Entries from a dataset of interfaces:
═══

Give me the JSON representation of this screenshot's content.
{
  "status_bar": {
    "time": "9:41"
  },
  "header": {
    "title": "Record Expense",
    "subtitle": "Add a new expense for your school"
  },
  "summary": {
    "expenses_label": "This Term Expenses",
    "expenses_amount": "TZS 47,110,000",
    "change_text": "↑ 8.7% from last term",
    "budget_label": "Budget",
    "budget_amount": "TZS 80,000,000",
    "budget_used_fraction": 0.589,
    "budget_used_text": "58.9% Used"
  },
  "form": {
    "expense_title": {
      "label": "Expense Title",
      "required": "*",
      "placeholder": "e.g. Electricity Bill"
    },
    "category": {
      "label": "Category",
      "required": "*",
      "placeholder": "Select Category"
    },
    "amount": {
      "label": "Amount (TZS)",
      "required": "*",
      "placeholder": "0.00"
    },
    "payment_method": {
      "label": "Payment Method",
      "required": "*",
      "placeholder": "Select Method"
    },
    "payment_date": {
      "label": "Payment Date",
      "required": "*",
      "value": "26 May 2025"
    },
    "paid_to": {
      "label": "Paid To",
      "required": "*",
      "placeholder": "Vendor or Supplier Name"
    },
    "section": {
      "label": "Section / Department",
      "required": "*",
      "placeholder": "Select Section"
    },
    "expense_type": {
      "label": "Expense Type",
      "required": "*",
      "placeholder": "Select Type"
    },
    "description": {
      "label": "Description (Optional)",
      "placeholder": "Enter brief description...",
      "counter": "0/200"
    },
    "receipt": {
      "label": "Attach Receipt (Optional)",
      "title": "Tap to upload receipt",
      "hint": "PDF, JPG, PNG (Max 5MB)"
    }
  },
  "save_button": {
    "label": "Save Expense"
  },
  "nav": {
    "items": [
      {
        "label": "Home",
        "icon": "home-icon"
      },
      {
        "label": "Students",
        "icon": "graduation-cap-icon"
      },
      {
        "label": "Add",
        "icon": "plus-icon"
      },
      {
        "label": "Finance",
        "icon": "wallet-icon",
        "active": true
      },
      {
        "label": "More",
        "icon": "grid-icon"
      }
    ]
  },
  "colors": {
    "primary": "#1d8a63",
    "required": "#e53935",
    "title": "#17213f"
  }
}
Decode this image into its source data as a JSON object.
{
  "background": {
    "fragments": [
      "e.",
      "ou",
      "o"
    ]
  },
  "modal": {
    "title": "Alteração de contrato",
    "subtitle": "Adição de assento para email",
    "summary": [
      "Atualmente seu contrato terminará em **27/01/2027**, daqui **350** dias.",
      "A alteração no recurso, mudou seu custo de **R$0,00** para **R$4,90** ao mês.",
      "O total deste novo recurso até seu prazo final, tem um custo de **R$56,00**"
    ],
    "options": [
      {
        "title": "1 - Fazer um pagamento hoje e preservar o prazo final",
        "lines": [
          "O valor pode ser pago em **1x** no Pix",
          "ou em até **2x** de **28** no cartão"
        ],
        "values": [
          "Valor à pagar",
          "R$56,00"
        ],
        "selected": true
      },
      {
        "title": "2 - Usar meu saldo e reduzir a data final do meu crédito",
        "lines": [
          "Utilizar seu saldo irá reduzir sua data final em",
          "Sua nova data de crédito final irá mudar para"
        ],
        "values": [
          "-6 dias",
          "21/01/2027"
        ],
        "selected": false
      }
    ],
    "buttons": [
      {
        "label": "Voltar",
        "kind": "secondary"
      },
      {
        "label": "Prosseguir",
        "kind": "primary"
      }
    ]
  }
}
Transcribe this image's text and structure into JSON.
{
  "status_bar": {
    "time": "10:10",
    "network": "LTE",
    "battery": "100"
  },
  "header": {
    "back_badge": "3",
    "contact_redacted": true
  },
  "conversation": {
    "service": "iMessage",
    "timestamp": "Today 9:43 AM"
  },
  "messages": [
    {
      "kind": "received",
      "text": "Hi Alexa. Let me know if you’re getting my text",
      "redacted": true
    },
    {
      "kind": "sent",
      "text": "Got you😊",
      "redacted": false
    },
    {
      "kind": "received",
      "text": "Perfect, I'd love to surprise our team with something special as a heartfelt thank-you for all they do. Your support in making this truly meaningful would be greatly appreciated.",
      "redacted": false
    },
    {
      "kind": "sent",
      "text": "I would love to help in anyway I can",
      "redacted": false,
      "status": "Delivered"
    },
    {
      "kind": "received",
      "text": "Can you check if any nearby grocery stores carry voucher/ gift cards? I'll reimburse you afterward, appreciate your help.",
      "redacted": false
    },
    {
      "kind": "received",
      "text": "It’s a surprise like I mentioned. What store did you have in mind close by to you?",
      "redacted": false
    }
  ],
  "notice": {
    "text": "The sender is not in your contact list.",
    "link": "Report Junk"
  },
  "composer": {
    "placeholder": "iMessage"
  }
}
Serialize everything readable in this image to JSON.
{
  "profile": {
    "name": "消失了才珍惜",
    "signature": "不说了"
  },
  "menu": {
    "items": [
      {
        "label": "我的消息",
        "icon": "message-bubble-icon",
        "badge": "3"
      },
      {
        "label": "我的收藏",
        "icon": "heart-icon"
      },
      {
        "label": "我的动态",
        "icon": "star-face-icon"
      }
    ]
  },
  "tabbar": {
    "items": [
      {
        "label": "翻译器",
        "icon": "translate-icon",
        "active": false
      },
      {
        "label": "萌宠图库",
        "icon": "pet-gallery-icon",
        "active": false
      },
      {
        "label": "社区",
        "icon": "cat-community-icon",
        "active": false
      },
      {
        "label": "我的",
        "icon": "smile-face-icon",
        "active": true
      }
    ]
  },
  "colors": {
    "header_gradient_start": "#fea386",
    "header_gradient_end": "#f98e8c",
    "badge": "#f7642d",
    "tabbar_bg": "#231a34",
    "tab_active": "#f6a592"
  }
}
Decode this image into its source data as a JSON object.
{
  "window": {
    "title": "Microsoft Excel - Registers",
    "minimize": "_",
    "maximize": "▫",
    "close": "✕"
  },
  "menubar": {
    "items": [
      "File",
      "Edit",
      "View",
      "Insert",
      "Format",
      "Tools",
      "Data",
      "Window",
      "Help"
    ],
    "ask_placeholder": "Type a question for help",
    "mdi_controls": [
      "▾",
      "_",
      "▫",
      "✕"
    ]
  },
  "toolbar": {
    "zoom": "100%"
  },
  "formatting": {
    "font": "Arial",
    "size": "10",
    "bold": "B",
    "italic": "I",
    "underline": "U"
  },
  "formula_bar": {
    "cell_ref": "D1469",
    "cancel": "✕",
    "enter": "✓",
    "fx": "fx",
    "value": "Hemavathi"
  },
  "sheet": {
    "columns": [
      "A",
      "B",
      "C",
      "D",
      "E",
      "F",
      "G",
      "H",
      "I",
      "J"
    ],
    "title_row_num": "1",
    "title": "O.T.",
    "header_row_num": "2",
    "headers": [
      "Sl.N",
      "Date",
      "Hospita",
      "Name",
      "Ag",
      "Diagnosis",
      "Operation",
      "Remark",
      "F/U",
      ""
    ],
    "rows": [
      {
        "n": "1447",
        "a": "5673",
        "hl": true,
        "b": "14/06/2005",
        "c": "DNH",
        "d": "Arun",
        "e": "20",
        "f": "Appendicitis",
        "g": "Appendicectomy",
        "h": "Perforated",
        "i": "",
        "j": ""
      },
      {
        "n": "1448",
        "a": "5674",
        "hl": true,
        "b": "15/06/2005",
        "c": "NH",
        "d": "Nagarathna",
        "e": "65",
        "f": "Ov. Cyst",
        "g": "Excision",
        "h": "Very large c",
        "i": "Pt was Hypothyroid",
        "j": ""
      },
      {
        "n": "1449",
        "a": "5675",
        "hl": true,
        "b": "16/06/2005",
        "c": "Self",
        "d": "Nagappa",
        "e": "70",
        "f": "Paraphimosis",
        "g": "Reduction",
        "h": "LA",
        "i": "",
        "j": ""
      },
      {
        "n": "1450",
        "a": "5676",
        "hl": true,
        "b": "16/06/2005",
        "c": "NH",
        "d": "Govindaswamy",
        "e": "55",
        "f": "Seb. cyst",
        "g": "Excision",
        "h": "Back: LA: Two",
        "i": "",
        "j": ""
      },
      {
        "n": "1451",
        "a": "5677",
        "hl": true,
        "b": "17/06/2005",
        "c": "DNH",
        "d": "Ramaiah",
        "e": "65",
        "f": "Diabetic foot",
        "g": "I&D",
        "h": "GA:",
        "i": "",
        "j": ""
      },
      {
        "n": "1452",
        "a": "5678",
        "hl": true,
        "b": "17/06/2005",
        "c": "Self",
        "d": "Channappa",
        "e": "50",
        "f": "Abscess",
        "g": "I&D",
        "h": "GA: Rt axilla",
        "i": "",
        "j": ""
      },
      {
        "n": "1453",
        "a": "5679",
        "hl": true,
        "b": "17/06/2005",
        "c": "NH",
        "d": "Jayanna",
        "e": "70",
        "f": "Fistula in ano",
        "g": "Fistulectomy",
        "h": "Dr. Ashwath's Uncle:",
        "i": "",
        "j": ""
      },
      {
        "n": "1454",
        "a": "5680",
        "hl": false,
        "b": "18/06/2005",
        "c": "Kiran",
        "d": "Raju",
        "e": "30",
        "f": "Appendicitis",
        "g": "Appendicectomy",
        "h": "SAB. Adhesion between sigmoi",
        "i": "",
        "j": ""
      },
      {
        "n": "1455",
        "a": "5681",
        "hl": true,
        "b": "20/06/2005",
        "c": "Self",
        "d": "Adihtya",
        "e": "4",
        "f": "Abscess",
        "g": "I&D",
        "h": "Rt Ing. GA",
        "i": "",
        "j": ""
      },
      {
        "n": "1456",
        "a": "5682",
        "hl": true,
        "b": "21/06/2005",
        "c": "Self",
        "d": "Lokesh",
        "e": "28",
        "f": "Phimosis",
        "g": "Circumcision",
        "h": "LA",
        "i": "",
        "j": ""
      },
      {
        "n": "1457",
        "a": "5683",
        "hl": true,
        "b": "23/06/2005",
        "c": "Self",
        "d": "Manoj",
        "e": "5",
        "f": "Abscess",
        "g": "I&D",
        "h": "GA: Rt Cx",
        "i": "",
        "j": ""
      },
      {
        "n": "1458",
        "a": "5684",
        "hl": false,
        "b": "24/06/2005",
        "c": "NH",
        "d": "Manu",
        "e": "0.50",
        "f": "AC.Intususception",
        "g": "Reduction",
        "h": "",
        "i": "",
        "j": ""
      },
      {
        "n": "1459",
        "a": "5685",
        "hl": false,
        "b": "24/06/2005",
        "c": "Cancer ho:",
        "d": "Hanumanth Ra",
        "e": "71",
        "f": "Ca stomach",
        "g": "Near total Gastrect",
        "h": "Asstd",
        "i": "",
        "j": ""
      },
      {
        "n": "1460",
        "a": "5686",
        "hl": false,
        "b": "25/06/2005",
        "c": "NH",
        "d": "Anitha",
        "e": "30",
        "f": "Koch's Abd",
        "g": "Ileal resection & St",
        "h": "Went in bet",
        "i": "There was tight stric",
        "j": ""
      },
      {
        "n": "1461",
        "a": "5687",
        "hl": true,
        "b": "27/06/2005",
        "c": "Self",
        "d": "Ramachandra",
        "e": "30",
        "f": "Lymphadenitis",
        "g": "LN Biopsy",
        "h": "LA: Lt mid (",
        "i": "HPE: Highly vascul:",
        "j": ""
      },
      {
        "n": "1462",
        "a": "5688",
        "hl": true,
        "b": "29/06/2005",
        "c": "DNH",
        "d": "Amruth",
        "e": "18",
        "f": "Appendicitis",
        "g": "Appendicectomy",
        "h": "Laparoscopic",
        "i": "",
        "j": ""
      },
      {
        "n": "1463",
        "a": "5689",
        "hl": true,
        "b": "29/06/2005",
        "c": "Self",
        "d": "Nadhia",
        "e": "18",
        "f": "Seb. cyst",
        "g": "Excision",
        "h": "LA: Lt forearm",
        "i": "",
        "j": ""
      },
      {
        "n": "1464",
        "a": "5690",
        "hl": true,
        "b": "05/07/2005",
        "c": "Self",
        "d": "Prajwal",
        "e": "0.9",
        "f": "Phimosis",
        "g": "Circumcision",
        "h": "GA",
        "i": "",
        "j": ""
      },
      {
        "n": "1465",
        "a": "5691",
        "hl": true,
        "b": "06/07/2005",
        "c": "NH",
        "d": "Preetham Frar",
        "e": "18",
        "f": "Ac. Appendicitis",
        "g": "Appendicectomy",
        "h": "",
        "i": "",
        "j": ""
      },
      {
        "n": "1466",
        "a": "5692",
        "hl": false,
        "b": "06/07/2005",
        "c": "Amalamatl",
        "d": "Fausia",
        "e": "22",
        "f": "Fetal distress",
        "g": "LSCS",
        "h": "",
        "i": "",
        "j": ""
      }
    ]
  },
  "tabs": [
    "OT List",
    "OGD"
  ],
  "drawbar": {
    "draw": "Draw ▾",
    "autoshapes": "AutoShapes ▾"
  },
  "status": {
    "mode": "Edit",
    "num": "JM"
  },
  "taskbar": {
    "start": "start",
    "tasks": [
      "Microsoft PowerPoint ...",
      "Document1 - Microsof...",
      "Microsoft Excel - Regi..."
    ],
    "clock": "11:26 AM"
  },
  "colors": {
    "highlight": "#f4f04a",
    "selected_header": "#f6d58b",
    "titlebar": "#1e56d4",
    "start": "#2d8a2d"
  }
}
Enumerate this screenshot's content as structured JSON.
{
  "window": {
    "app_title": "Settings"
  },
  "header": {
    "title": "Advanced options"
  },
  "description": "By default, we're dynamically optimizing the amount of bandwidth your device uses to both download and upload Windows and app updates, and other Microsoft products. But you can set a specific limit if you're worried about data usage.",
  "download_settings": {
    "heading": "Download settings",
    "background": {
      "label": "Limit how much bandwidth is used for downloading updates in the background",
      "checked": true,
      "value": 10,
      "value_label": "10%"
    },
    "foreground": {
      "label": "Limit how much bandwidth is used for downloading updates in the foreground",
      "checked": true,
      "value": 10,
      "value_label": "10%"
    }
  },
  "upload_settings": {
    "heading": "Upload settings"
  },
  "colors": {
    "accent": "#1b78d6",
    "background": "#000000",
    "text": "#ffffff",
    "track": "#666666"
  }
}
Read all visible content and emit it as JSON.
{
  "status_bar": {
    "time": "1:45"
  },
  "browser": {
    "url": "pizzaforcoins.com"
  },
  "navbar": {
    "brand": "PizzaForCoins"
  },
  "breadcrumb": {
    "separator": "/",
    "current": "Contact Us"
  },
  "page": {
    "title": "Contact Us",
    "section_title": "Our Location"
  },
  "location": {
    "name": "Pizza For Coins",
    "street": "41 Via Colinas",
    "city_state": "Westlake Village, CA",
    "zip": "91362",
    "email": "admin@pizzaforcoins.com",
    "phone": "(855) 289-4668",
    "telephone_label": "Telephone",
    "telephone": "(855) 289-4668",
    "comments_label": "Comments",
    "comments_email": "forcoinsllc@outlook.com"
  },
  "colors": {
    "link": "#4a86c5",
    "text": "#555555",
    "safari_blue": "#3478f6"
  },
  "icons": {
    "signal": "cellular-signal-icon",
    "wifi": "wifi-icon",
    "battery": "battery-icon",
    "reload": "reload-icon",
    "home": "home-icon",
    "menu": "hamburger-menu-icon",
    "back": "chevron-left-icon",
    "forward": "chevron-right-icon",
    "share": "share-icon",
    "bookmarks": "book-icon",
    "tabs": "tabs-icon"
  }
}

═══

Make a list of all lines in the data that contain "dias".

Answer area
      "Atualmente seu contrato terminará em **27/01/2027**, daqui **350** dias.",
          "-6 dias",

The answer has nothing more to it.